Tuesday, August 17, 2010

Weeks Too Late: Ink

Ink. Written & Directed by Jamin Winans.

Preconceptions: Here comes another one of my shot in the dark reviews. Yes, in order to pluck the gems out of the squalor I've picked another movie I hadn't heard of that looked interesting, basically at random. This has worked out well for me in the past, right? Not a whole lot of preconceptions for this movie, except that I knew it was a bit popular online and that I thought it was animated (it really wasn't, not really sure where that one came from).

General Review: Well, cupcakes, you might not know what the basic plot of this one is, because it is independent and mostly released online. This is normally the point where I give you a helpful plot summary, but since in this case that will entirely spoil the movie, I'm not gonna. You've been reading for some months now and reading a blog for that long surely means you've given me your unstinting, blind trust, right? Of course you have! It's practically contractual.

Now that I'm assured of your faith in my taste, I want to give this flick a big thumbs up. I've seen a good chunk of smart movies in my time, but I haven't seen a ton of smart movies that acknowledge that the audience isn't mostly brain dead. Ink expects you to be able to understand basic narrative flow, be able to fill in any niggling gaps with your own well thought-out suppositions and generally keep up with a fast pace of information. While I've certainly seen any number of entertaining movies, it's a rare one that sparks my brain into action and expects me to give a little effort back. This movie walked the tiny line between being irritatingly artsy and confusing and spoon-feeding obvious information to the audience (I know it sounds like a great big highway of a line, but me oh my, it isn't). The story takes a number of the rather tarnished standard plot points and gives them the polishing they've needed for ages.

Quinn Hunchar is one of the better child actors I've ever seen at work. She had a good script to work with, but it was her charm and skill that made me give a damn about what happened to her. Given that there are tumblers of water that have more maternal instinct than me, it was an impressive feat. She managed to stay childlike, like an actual child, not the syrupy precocious automaton I've come to expect from movies. The close relationship between her and her father was set up in one brief, well constructed scene. I've seen entire movies that didn't set up relationships this well. While we're continuing to talk about difficult things this movie managed to do, lets round it out with a third: Jennifer Batter played a believable chick warrior character. She wasn't any of the stereotypes that I've grown so DVD-turning-off-ily sick of. She wasn't distant and heartless with a fiery libido just waiting for a man to match her, she wasn't the femme fatale and she wasn't just Conan in drag. Again, equal parts writing and acting (and good costuming, which was consistently good throughout), but Batter made me believe that she was a person as well as an ass kicker.

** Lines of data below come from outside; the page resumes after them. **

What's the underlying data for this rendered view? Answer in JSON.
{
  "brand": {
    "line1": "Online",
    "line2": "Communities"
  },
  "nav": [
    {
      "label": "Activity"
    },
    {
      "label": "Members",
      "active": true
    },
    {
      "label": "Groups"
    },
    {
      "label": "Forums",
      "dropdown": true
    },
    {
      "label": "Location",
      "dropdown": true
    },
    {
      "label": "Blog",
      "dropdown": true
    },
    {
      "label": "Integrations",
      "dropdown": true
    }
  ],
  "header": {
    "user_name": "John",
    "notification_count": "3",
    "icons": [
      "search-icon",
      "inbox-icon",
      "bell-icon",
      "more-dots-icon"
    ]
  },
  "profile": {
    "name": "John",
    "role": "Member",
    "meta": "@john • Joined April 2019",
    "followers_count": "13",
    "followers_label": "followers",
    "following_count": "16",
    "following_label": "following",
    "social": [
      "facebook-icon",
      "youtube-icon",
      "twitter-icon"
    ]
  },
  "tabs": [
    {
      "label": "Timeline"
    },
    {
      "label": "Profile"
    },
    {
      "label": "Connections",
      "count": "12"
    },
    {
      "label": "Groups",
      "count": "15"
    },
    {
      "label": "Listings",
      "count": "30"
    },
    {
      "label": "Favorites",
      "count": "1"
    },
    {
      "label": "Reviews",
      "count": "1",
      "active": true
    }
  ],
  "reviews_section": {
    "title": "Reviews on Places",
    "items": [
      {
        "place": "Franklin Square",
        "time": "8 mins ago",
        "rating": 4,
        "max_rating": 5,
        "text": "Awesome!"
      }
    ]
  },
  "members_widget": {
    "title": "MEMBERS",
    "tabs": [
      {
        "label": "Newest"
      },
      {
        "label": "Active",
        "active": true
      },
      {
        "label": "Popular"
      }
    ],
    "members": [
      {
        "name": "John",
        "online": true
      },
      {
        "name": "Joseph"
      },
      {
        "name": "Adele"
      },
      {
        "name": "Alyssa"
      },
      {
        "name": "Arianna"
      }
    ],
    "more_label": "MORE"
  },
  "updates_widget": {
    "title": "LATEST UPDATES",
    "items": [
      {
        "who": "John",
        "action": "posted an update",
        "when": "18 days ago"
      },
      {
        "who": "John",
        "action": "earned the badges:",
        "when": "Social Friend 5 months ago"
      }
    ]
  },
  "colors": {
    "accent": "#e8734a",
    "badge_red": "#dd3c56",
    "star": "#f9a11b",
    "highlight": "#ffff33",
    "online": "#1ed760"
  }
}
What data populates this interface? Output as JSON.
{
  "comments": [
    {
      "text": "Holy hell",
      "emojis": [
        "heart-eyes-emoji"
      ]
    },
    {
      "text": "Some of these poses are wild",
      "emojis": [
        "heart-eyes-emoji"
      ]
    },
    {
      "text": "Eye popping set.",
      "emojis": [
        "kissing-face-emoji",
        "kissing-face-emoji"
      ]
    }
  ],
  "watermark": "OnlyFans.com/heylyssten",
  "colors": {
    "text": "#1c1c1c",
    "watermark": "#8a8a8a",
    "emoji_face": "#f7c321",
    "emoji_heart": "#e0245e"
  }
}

Ink uses a lot of hand held camera work and heavy colour washes. These are two things that usually make me pause and put my head between my knees. It wasn't the violence, but the washed out shakiness of Saving Private Ryan that made me feel sick. While I certainly can't promise that Ink will be the exception to vertigo for you, it was for me. Yes, the camera work is shaky and a bit undecided about what it wants to be looking at from second to second, but this is one of the rare cases I've seen in which that works. And if I ever say that about hand held camera again, may the back of my head be firmly smacked. The camera work and good choreography also managed to give the fight scenes the feeling of jumbled claustrophobia that so many movies seem to be trying for and failing.

Let me conclude my gushing with a discussion of the special effects. My irrational love for 70s horror has given me a real appreciation for doing a lot with the minor effects budget you have. A well-constructed trick on iMovie can easily be more appealing and realistic than something done for millions of dollars by a high end effects house. A simple set of hand held drums opens portals with a small flash of light and colour washes tell us what world we're in (tired of me hinting at story elements yet?). The effects in this movie are simply done but ultimately effective (I always had a pretty good idea of what the hell was supposed to be going on) and looked really cool as well.

One of the few complaints I have about Ink is that the link between the second and third act drag. There is a twenty minute period before we get to the climax where my interest started to wander. Don't worry, it's over quickly and we're right back into great movie.

Despite being an indy film, if I've piqued your interest, you don't have to wait for it to come to whatever theater plays weird movies nearby. You can get Ink in a number of ways on the Double Edge Films website, including renting it on YouTube for two bucks (hey, that's what rentals used to cost when I was a girl, I'm not getting old, who says that I am?). You will find those two bucks to be well spent. In case you hadn't noticed, this movie has my glowing-est endorsement. It's clever, funny and beautiful. Not to mention it proved me wrong about hand held camera being a blight upon film making, though the film industry should not take this as a challenge to make me care about bullet time again.


  1. I'm so glad you reviewed this movie! It's in my queu. I picked for the same reason you did. Now I know I can look forward to it.

  2. I love playing Russian Roulette with Netflix.

  3. It's well worth the look. If you follow the link you can cheaply buy a YouTube rental or get a copy of the disk. It's also on Netflix streaming (I love Netflix so much).